--- Problem to work on ---
The required result is a line count: how many lines in this data hold the word "main". Give only that.

--- Saved entries ---

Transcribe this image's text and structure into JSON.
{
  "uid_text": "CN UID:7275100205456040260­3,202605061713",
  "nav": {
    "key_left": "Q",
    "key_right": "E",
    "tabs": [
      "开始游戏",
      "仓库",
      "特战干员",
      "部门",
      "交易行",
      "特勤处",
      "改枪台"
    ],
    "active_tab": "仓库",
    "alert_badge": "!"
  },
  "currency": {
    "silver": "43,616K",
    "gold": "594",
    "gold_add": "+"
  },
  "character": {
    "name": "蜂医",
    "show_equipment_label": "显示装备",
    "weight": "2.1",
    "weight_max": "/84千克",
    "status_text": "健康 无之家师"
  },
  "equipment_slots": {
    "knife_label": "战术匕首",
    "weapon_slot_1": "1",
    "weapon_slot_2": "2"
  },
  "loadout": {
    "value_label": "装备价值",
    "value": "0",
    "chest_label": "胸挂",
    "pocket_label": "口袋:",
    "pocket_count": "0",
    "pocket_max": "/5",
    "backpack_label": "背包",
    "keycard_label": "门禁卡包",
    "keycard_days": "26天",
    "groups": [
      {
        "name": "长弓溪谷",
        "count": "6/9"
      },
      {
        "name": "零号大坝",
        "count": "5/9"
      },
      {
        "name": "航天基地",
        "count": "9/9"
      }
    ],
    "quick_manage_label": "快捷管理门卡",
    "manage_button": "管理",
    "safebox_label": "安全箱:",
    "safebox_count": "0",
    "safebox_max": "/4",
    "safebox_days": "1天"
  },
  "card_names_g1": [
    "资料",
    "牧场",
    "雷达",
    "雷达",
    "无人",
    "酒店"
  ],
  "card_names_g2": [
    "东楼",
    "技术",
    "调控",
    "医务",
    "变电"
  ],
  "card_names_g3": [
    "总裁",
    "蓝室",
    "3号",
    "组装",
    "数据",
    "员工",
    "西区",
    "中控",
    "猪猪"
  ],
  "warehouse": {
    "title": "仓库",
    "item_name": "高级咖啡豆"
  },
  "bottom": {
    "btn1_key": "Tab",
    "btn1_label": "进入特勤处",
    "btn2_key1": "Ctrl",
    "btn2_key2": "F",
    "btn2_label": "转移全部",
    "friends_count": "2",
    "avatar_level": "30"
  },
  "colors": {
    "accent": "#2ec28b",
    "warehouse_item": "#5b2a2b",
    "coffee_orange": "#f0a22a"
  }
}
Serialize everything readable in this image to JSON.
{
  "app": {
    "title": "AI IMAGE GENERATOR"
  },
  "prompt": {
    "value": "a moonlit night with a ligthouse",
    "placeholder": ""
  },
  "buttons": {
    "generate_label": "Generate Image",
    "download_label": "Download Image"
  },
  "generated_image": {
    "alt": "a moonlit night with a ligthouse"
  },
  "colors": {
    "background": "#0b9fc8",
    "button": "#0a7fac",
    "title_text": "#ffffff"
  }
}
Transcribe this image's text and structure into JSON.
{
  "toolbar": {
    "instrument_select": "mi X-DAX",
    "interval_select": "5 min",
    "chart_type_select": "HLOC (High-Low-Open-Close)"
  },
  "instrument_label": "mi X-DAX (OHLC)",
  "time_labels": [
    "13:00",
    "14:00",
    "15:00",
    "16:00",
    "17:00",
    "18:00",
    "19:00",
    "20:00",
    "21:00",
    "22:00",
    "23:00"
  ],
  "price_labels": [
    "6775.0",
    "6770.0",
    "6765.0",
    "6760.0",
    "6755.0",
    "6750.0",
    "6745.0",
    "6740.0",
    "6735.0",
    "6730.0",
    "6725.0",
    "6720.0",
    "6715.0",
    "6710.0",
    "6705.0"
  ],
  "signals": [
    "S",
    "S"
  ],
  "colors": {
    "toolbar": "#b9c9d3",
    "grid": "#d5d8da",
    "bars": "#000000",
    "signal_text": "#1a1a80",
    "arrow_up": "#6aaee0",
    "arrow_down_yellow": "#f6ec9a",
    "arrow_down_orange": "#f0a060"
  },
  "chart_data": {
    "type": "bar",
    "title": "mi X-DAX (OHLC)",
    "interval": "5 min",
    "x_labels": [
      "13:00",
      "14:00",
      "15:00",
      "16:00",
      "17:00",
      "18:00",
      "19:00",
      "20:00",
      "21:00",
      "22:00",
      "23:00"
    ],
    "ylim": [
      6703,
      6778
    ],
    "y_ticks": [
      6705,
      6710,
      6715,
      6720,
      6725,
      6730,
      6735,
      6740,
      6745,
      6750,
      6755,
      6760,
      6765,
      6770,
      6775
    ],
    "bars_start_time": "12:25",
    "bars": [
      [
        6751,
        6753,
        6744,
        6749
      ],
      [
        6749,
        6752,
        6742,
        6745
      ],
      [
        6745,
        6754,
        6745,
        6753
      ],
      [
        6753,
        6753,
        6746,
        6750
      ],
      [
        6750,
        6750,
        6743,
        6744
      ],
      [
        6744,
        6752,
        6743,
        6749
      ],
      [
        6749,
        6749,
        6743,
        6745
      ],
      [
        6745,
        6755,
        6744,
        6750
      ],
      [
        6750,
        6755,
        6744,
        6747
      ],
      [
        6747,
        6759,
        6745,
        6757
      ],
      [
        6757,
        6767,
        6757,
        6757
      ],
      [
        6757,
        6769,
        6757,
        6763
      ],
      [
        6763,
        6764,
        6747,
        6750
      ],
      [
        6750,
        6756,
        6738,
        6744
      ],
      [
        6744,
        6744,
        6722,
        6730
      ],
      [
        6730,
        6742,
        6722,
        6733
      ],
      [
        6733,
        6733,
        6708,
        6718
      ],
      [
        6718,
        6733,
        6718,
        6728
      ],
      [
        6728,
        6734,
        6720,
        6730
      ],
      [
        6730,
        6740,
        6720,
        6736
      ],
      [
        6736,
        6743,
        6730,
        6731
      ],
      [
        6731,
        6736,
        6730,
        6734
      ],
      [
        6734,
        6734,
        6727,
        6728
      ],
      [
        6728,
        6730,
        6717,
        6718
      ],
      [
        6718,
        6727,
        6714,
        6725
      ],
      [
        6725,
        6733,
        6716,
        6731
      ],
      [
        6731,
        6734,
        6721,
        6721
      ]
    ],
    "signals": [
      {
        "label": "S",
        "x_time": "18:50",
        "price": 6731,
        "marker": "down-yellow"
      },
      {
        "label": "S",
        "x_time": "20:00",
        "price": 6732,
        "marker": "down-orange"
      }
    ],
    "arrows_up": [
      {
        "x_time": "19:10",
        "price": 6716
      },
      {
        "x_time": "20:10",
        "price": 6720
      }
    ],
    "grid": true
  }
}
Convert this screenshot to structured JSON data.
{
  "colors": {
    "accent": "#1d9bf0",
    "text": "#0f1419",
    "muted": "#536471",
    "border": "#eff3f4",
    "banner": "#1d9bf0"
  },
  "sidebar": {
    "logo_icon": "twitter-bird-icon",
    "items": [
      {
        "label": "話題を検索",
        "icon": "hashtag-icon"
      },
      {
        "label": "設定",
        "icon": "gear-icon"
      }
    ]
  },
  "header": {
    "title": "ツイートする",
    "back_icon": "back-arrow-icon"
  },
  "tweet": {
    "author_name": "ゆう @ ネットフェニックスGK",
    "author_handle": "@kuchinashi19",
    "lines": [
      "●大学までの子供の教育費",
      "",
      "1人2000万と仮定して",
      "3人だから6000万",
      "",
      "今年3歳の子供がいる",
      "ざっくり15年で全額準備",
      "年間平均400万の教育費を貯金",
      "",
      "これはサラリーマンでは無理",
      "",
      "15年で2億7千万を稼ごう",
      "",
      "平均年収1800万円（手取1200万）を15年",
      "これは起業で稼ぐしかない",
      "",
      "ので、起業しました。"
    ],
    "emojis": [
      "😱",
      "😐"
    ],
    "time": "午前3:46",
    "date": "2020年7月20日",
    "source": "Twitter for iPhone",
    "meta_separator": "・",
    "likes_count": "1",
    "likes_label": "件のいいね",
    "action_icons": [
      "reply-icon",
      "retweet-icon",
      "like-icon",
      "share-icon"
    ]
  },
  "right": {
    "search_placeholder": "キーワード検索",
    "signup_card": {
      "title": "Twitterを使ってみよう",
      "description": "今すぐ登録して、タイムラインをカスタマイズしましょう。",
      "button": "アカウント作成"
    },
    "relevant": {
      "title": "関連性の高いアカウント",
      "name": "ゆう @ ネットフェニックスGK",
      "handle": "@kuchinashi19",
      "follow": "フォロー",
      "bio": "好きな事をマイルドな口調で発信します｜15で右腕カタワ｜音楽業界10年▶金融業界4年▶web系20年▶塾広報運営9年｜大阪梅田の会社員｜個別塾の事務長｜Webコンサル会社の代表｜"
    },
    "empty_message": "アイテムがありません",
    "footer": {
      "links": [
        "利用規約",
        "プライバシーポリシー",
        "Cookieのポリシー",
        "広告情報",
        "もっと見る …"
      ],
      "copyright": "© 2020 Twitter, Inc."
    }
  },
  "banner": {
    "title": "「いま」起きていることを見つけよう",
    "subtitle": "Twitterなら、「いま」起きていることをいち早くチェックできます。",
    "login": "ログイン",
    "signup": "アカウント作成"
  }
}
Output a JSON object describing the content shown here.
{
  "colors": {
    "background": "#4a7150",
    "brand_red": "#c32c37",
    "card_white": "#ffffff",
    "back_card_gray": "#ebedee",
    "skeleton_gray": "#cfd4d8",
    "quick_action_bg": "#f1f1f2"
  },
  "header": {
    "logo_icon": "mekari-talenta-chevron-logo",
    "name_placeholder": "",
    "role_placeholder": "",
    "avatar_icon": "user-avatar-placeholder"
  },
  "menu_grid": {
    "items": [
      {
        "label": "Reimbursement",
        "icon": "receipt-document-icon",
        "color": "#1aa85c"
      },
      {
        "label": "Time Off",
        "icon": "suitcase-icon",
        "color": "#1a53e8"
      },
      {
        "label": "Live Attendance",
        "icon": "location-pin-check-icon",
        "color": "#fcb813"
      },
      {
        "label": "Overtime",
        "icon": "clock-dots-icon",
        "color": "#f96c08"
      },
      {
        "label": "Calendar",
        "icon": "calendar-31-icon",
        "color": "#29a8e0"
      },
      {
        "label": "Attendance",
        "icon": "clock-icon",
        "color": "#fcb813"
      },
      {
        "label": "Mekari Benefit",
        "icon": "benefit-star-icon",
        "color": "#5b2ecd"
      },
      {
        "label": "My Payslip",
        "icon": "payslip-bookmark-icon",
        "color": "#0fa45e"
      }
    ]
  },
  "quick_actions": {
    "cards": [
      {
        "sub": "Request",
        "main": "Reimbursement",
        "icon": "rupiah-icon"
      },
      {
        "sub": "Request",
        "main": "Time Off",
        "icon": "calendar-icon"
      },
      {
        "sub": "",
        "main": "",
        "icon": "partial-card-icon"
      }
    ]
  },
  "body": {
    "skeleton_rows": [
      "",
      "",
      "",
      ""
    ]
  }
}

--- Answer section ---
3